Roman Vindolanda Fort and Museum
Roman Vindolanda Fort and Museum

Near Windshield Crag and the wall’s midpoint is Vindolanda, a former Roman settlement that is the site of an ongoing excavation. We took a day off from walking to explore the site, located one mile south of the wall. Visitors are welcome to watch the excavations at what’s widely considered the most significant archaeological site of the entire Roman Empire. Workers were digging at the ruins of a former residence during our visit. As an archaeologist was explaining the day’s activities to us, a volunteer approached her gingerly, holding a small item in his palm. She exclaimed, “Look, Lewis has found an intaglio!” The small carved gemstones were often used in Roman signet rings.

The Roman Vindolanda Fort & Museum contains a remarkable collection of leather shoes and sandals that have survived two millennia due to the unique low-oxygen soil conditions at the site, which prevent natural decay. The shoes were surprisingly elegant and delicate, but we were quite happy to be wearing our 21st-century hiking boots in this rugged terrain.

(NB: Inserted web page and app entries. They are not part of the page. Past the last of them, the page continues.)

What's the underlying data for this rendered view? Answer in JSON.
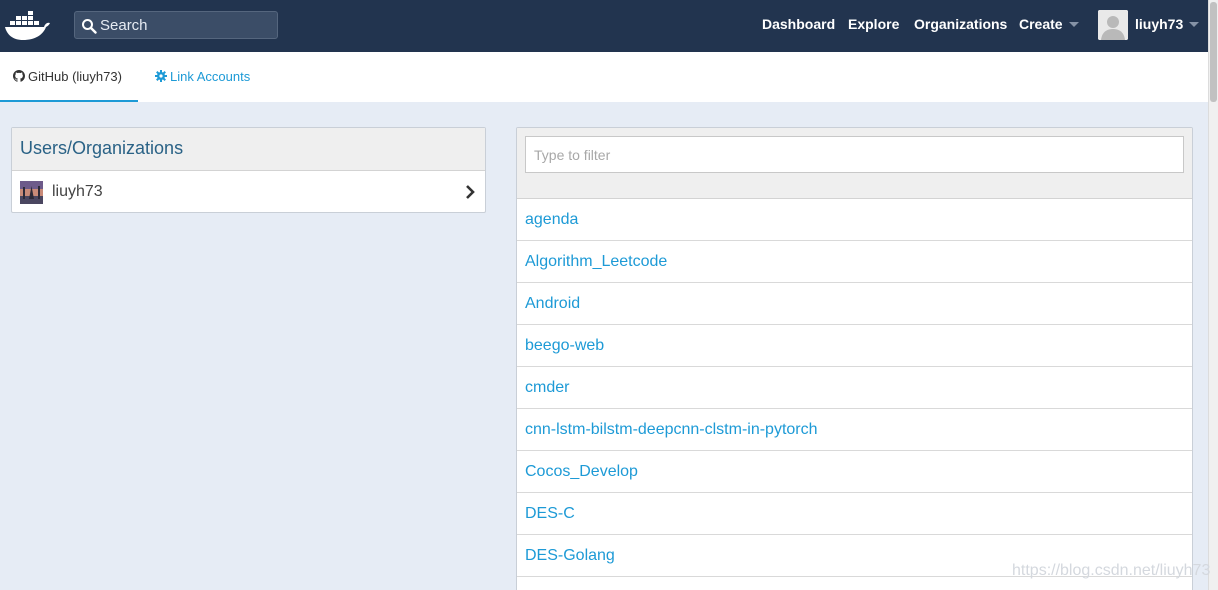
{
  "navbar": {
    "search_placeholder": "Search",
    "links": {
      "dashboard": "Dashboard",
      "explore": "Explore",
      "organizations": "Organizations",
      "create": "Create"
    },
    "username": "liuyh73"
  },
  "tabs": {
    "github": "GitHub (liuyh73)",
    "link_accounts": "Link Accounts"
  },
  "left_panel": {
    "title": "Users/Organizations",
    "items": [
      {
        "name": "liuyh73"
      }
    ]
  },
  "right_panel": {
    "filter_placeholder": "Type to filter",
    "repos": [
      "agenda",
      "Algorithm_Leetcode",
      "Android",
      "beego-web",
      "cmder",
      "cnn-lstm-bilstm-deepcnn-clstm-in-pytorch",
      "Cocos_Develop",
      "DES-C",
      "DES-Golang"
    ]
  },
  "watermark": "https://blog.csdn.net/liuyh73",
  "colors": {
    "navbar": "#22344f",
    "accent": "#1d9ad6",
    "page_background": "#e6ecf5"
  }
}
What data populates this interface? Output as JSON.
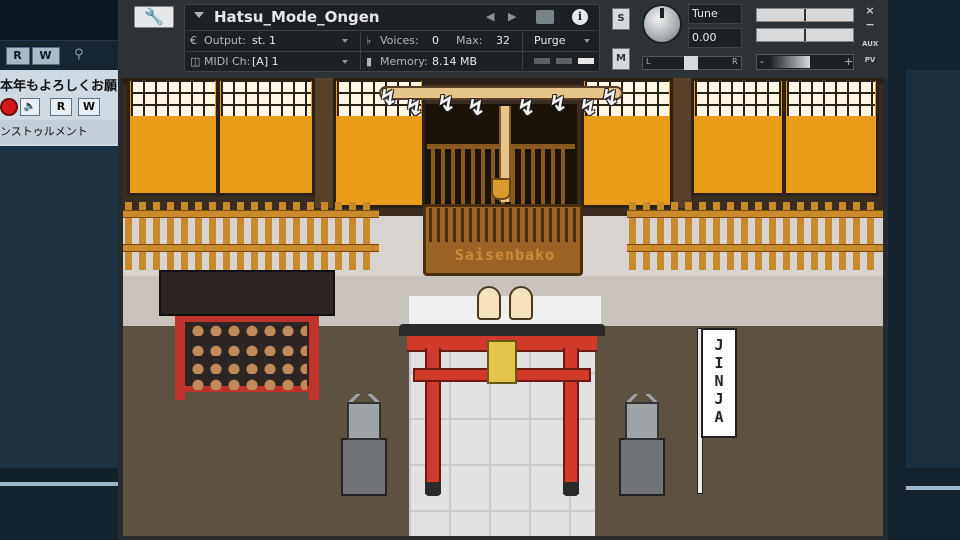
{
  "host": {
    "toolbar_buttons": [
      "R",
      "W"
    ],
    "track": {
      "name": "本年もよろしくお願",
      "rec_label": "",
      "r_label": "R",
      "w_label": "W",
      "instrument_label": "ンストゥルメント"
    }
  },
  "kontakt": {
    "instrument_name": "Hatsu_Mode_Ongen",
    "output_label": "Output:",
    "output_value": "st. 1",
    "voices_label": "Voices:",
    "voices_value": "0",
    "max_label": "Max:",
    "max_value": "32",
    "purge_label": "Purge",
    "midi_label": "MIDI Ch:",
    "midi_value": "[A] 1",
    "memory_label": "Memory:",
    "memory_value": "8.14 MB",
    "solo_label": "S",
    "mute_label": "M",
    "tune_label": "Tune",
    "tune_value": "0.00",
    "pan_left": "L",
    "pan_right": "R",
    "vol_minus": "-",
    "vol_plus": "+",
    "side_buttons": [
      "×",
      "−",
      "AUX",
      "PV"
    ],
    "colors": {
      "panel": "#2d3236",
      "display": "#1d2124",
      "text": "#e6e8ea"
    }
  },
  "scene": {
    "box_label": "Saisenbako",
    "banner_text": "JINJA",
    "colors": {
      "shoji": "#e89c1a",
      "torii": "#d03a2a",
      "ground": "#5d5142",
      "path": "#e1e1e1"
    }
  }
}
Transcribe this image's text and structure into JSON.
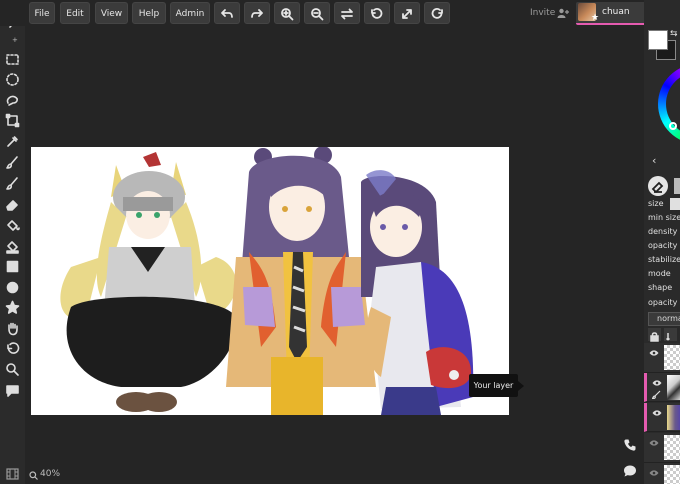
{
  "topbar": {
    "menus": [
      "File",
      "Edit",
      "View",
      "Help",
      "Admin"
    ],
    "tools": [
      "undo-icon",
      "redo-icon",
      "zoom-in-icon",
      "zoom-out-icon",
      "flip-icon",
      "rotate-left-icon",
      "fullscreen-icon",
      "rotate-right-icon"
    ],
    "invite_label": "Invite",
    "user_name": "chuan"
  },
  "left_tools": [
    "menu-chevron-icon",
    "marquee-rect-icon",
    "marquee-ellipse-icon",
    "lasso-icon",
    "transform-icon",
    "eyedropper-icon",
    "brush-icon",
    "eraser-icon",
    "bucket-icon",
    "gradient-icon",
    "rectangle-icon",
    "ellipse-icon",
    "star-icon",
    "hand-icon",
    "rotate-icon",
    "zoom-icon",
    "comment-icon"
  ],
  "canvas": {
    "tooltip": "Your layer",
    "zoom_label": "40%"
  },
  "right_panel": {
    "colors": {
      "primary": "#ffffff",
      "secondary": "#1a1a1a",
      "accent": "#e55bb0"
    },
    "properties": [
      "size",
      "min size",
      "density",
      "opacity",
      "stabilizer",
      "mode",
      "shape",
      "opacity"
    ],
    "blend_mode": "norma"
  }
}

Back up on Windshields Crag, we pondered the life of a Roman centurion, who, some 1,900 years ago, traversed this same desolate ground without the benefit of modern hiking boots or rain gear. In contrast, the final 40-odd miles of our trek on the Hadrian’s Wall Path would be relatively easy, and I had a birthday challenge to complete. We tightened our laces, gripped our hiking poles and soldiered on.

Larissa Milne and her husband, Michael, have been global nomads since 2011.